## [TASK DESCRIPTION]
All lines holding the word "icon" should be located in the records and copied.

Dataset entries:
━━━━━━━━

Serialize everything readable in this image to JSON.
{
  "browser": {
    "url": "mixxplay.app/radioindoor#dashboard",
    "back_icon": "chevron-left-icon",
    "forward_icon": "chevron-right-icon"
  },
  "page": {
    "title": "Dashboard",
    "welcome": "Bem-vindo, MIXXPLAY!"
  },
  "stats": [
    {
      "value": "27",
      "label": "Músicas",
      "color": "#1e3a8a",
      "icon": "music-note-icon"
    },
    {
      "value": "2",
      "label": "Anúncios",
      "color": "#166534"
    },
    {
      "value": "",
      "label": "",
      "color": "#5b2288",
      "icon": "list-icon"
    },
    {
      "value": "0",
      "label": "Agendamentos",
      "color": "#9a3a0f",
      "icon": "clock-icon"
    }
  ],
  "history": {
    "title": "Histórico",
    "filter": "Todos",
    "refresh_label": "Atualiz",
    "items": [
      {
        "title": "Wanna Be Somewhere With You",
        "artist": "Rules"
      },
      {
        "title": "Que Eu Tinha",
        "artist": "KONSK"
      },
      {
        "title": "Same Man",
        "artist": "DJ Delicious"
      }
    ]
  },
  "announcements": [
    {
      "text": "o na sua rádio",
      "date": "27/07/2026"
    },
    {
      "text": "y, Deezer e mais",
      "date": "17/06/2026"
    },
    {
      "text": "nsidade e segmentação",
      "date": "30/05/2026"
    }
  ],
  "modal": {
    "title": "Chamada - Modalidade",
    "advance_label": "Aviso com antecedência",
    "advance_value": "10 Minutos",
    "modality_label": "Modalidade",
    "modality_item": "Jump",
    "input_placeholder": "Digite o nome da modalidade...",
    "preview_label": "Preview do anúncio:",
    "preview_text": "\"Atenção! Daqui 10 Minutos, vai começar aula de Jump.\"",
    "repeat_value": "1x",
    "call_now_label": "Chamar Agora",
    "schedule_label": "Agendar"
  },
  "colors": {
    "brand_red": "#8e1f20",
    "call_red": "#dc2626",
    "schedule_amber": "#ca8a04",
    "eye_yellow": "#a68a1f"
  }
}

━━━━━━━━

## [YOUR RESPONSE]
    "back_icon": "chevron-left-icon",
    "forward_icon": "chevron-right-icon"
      "icon": "music-note-icon"
      "icon": "list-icon"
      "icon": "clock-icon"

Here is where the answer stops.